ONE of the North East's much-loved icons will be commemorated in a public display later this year.

The Sycamore Gap tree, which was unlawfully felled in September 2023, was a tourist attraction that drew in visitors worldwide to see its striking appearance on the UNESCO World Heritage Site of Hadrian's Wall.

The 50ft tree stood in the most photographed spot of Northumberland National Park and was one of the most photographed trees in the world, following its Hollywood appearance in Kevin Costner's 1991 film Robin Hood: Prince of Thieves.

Since it was felled, the National Trust and Northumberland National Park Authority have worked with Historic England and The Hadrian’s Wall Partnership to ensure a fitting legacy for both nature and people following this act of vandalism.

READ MORE: Overview: What happened to the Northumberland Sycamore Gap Tree?

The partners announced in March the largest section of the tree will go on display at The Sill: National Landscape Discovery Centre in September.

Chief executive officer of Northumberland National Park Authority, Tony Gates, said: “The felling of the Sycamore Gap tree has shown just how much nature and landscape mean to people, to their very wellbeing.  

"As stewards of the legacy of Sycamore Gap, the partners have been humbled by the outpouring of love and emotion for the tree. We understand the diversity of opinions surrounding a future legacy and are committed to navigating this journey with the utmost care and respect. We are grateful for everyone’s patience and understanding.  

"We are determined to honour the spirit of Sycamore Gap through opportunities to connect with the tree, and to create a legacy for both people and nature.” 

The national park is deciding what to do at the original site but is asking the public to share ideas at  

Suggestions so far include leaving the stump to regrow and organisations are exploring new ways to support tree planting and habitat creation, with an initial focus on the Hadrian’s Wall landscape.  

In December, the National Trust shared they are closely monitoring the seeds and material collected from the original tree – which are being cared for at the charity’s specialist plant conservation centre. 

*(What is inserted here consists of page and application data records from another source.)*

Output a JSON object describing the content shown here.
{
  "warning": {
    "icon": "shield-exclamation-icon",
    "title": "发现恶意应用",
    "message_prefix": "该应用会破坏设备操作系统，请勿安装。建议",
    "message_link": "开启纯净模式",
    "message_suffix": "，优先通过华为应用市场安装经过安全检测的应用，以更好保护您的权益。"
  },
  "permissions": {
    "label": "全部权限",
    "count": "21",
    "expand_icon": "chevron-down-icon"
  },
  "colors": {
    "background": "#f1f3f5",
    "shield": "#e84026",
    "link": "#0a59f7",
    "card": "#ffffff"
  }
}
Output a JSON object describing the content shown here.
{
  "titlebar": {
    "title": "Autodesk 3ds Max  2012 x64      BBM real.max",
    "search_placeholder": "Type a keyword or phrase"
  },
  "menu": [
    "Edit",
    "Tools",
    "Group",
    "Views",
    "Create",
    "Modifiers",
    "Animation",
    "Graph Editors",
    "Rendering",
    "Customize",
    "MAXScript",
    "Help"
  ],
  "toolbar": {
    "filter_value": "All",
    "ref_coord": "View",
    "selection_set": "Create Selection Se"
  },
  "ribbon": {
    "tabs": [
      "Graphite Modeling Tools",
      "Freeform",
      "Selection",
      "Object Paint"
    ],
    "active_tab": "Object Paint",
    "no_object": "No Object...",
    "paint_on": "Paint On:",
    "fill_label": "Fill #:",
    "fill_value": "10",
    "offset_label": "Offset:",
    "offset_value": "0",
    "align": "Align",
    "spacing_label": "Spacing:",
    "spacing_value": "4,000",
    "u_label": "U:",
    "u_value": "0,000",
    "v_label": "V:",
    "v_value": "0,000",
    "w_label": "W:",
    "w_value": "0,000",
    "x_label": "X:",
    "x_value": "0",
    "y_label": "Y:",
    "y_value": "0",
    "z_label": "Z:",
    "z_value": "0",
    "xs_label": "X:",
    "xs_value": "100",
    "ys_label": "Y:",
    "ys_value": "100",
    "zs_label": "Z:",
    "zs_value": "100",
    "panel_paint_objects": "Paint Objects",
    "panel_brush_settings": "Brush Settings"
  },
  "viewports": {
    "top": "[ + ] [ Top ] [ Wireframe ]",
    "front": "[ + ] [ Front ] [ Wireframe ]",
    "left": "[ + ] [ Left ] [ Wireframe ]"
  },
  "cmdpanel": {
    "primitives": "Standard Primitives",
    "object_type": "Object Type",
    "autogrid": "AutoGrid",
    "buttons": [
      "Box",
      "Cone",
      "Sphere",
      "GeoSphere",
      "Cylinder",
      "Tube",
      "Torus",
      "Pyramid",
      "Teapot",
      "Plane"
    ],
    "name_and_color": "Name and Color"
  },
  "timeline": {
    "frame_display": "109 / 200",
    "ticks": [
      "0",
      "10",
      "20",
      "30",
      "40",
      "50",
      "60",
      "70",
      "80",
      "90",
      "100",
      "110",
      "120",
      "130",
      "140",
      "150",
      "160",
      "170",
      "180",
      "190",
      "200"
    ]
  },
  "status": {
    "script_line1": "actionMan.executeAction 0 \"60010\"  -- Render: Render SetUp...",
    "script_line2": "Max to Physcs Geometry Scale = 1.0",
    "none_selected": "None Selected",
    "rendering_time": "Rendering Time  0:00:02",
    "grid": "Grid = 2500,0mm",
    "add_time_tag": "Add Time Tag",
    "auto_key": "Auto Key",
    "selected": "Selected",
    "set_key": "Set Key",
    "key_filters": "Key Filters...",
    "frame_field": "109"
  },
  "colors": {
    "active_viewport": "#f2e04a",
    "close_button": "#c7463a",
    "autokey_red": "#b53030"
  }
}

Another suggestion is to create a space for reflection.

The tree on display at The Sill will provide the public with a lasting connection to Sycamore Gap and the countless memories made there. 

Northumberland National Park Authority will announce a creative commission in the coming weeks which will involve working with local schools and seeking the public's views.  

An event, shaped by local voices, is proposed to commemorate the anniversary of the felling of the tree in September.

The final key suggestion for the site is to work with artists. The felled tree was cut into sections for removal from the site and the timber has since been treated and stored to ensure it can be repurposed in future by artists, in collaboration with the public, including schools, community groups and individuals.

Various creative commissions will be announced over the coming months, and the public will be asked to help shape these.   

Andrew Poad, general manager for the National Trust at Hadrian’s Wall said: “We have been incredibly grateful for the support and comments that we’ve received over the last five months – thank you to everyone who has been in touch. It’s been important for us to read through each and every one, and to take the time to think about how we respond in ways that are fitting to this landscape and to the people who loved this tree.  

"I have worked at Hadrian’s Wall for 35 years, and to hear about so many people’s personal connections to the tree – from marriage proposals to the scattering of ashes – has been a moving experience.  

"Over the course of this year, we’ll be sharing more ideas and more opportunities for our local communities to help us create a legacy for the people of Northumberland, and beyond.”